The plans will include a number of key elements that further improve our understanding of the marine environment and support more informed decision making. The key elements are as follows. Conservation values: those elements of the region that are either specifically protected under the EPBC Act, such as species or places, have heritage values for the purposes of the EPBC Act or have been identified through the planning process as key ecological features in the Commonwealth marine environment. Key ecological features: the parts of the marine ecosystem that are considered to be important for a region's biodiversity or ecosystem function and integrity. Biologically important areas: these are areas where a protected species displays biologically important behaviour, such as breeding, foraging, resting or migration. These areas are those parts of a marine region that are particularly important for the conservation of protected species. Regional pressure analysis: a review of current information on present and emerging pressures, their impact on conservation values, and the effectiveness of mitigation and management arrangements that are in place. Regional priorities: key areas of focus that should inform decision making about marine conservation and planning, as well as industry development and other human activities. Regional advice on environmental assessments and referrals: this will assist people who wish to undertake activities in, or potentially impacting on, the Common­wealth marine environment to better understand and meet their obligations under the EPBC Act. Through the marine bio­regional planning process, the Australian government is synthesising and consolidat­ing a range of information to act as a guide in the management of the Commonwealth marine environment.

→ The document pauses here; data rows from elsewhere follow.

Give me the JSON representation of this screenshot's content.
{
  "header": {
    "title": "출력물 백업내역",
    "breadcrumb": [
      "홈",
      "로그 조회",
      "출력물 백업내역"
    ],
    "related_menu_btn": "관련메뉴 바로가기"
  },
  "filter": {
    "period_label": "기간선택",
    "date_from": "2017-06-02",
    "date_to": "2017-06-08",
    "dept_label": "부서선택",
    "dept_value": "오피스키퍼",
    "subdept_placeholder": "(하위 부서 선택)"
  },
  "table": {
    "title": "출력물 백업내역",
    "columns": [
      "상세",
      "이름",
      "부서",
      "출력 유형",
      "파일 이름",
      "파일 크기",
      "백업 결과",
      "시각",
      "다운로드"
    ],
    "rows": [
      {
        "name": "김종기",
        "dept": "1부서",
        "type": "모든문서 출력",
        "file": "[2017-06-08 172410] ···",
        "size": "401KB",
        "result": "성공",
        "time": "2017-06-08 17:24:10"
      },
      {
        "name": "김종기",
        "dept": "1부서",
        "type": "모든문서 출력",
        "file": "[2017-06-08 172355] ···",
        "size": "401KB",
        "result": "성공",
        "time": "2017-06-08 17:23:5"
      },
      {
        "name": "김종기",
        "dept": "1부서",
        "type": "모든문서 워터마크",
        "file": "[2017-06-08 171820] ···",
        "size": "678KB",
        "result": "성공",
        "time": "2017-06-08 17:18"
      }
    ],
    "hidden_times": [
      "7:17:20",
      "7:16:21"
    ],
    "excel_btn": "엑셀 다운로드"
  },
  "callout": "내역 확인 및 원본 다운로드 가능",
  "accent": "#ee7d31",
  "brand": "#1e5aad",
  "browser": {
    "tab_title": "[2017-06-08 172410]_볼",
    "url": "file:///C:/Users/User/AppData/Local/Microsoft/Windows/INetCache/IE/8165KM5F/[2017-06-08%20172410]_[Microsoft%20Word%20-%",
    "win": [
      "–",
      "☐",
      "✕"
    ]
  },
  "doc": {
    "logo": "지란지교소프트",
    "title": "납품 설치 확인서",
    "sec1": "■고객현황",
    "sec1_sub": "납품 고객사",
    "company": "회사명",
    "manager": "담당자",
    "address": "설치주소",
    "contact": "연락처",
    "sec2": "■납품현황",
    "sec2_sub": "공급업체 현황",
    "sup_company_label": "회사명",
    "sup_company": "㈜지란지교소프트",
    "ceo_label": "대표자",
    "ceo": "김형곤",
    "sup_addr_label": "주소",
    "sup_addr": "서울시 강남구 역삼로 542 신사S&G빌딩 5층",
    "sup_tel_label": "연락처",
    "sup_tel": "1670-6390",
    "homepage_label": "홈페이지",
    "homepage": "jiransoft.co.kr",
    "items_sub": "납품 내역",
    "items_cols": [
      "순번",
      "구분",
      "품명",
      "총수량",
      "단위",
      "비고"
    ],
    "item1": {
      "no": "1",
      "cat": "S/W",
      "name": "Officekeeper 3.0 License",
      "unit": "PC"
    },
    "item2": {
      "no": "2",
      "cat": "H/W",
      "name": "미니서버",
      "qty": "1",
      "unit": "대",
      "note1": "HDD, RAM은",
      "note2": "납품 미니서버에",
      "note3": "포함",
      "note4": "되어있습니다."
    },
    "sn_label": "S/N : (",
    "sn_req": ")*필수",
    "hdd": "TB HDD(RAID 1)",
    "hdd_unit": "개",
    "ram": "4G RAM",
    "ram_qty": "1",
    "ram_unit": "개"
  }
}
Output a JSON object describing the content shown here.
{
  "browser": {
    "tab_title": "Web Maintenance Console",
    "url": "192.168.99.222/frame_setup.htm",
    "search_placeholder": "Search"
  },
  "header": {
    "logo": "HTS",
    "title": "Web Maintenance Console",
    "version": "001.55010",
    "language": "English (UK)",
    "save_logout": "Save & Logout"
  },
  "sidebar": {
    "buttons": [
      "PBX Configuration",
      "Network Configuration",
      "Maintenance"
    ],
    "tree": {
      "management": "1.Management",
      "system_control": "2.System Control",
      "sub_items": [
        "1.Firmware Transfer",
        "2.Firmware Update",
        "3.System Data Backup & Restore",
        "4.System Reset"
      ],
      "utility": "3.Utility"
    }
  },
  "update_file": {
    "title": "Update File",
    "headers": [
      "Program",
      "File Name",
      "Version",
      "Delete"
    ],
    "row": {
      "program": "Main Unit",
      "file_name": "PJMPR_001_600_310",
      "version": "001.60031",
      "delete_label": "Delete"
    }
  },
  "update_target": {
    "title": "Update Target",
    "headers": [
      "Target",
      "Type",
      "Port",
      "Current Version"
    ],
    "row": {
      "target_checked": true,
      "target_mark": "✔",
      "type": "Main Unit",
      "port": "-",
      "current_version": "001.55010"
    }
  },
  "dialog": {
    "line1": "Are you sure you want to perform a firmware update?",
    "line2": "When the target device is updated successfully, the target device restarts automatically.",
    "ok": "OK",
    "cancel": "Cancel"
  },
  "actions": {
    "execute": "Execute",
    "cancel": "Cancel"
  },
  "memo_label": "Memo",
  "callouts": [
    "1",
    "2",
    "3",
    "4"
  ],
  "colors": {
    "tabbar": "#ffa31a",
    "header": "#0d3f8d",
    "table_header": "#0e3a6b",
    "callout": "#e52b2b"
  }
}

Information resources are being developed to make this knowledge publicly accessible and to inform decision making, both within and outside government. Marine bioregional plans will also provide direction by identifying regional priorities, strategies and actions and provide regional advice on environmental assessments and referrals. Marine bioregional planning is the right thing to do. It is right to protect these beautiful ecosystems and also sustain fish stocks into the future.

This bill, in opposing the principle and substance of marine bioregional planning, clearly illustrates that the opposition has no environmental conscience, no regard for the future of our environment and no idea when it comes to Australia's oceans. Just like with almost every other environmental issue they go near, they have no idea, they are wrong and they should leave it to the experts. It is the right thing to do to aim for substantial conservation outcomes for our unique marine environments whilst we continue to support our important coastal communities and their industries. Therefore, the government opposes this bill.